TASK: Report the number of lines below in which the word "this" occurs. Nothing else is needed.

DATA:
####################
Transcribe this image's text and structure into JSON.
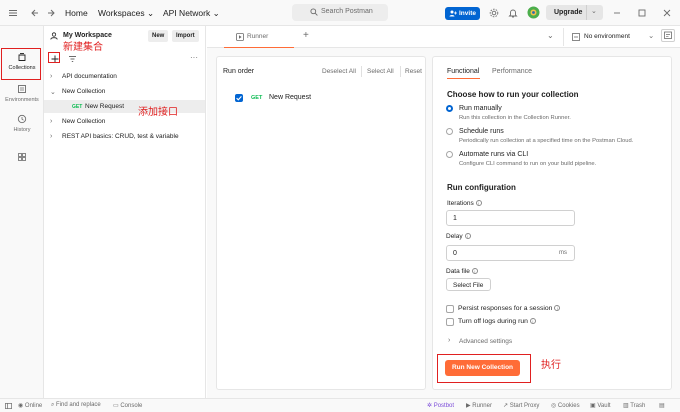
{
  "header": {
    "home": "Home",
    "workspaces": "Workspaces",
    "api_network": "API Network",
    "search_placeholder": "Search Postman",
    "invite": "Invite",
    "upgrade": "Upgrade"
  },
  "rail": {
    "collections": "Collections",
    "environments": "Environments",
    "history": "History"
  },
  "sidebar": {
    "workspace": "My Workspace",
    "new": "New",
    "import": "Import",
    "tree": [
      "API documentation",
      "New Collection",
      "New Request",
      "New Collection",
      "REST API basics: CRUD, test & variable"
    ],
    "request_method": "GET"
  },
  "tabs": {
    "runner": "Runner",
    "environment": "No environment"
  },
  "run_order": {
    "title": "Run order",
    "deselect_all": "Deselect All",
    "select_all": "Select All",
    "reset": "Reset",
    "item_method": "GET",
    "item_name": "New Request"
  },
  "config": {
    "tab_functional": "Functional",
    "tab_performance": "Performance",
    "choose_heading": "Choose how to run your collection",
    "options": [
      {
        "title": "Run manually",
        "desc": "Run this collection in the Collection Runner."
      },
      {
        "title": "Schedule runs",
        "desc": "Periodically run collection at a specified time on the Postman Cloud."
      },
      {
        "title": "Automate runs via CLI",
        "desc": "Configure CLI command to run on your build pipeline."
      }
    ],
    "run_config_heading": "Run configuration",
    "iterations_label": "Iterations",
    "iterations_value": "1",
    "delay_label": "Delay",
    "delay_value": "0",
    "delay_unit": "ms",
    "data_file_label": "Data file",
    "select_file": "Select File",
    "persist": "Persist responses for a session",
    "turn_off_logs": "Turn off logs during run",
    "advanced": "Advanced settings",
    "run_button": "Run New Collection"
  },
  "status": {
    "online": "Online",
    "find_replace": "Find and replace",
    "console": "Console",
    "postbot": "Postbot",
    "runner": "Runner",
    "start_proxy": "Start Proxy",
    "cookies": "Cookies",
    "vault": "Vault",
    "trash": "Trash"
  },
  "annotations": {
    "new_collection": "新建集合",
    "add_endpoint": "添加接口",
    "execute": "执行"
  },
  "colors": {
    "accent_blue": "#0265d2",
    "run_orange": "#ff6c37",
    "annotation_red": "#e02020",
    "get_green": "#0cbb52"
  }
}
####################
SOLVED PROBLEM: 2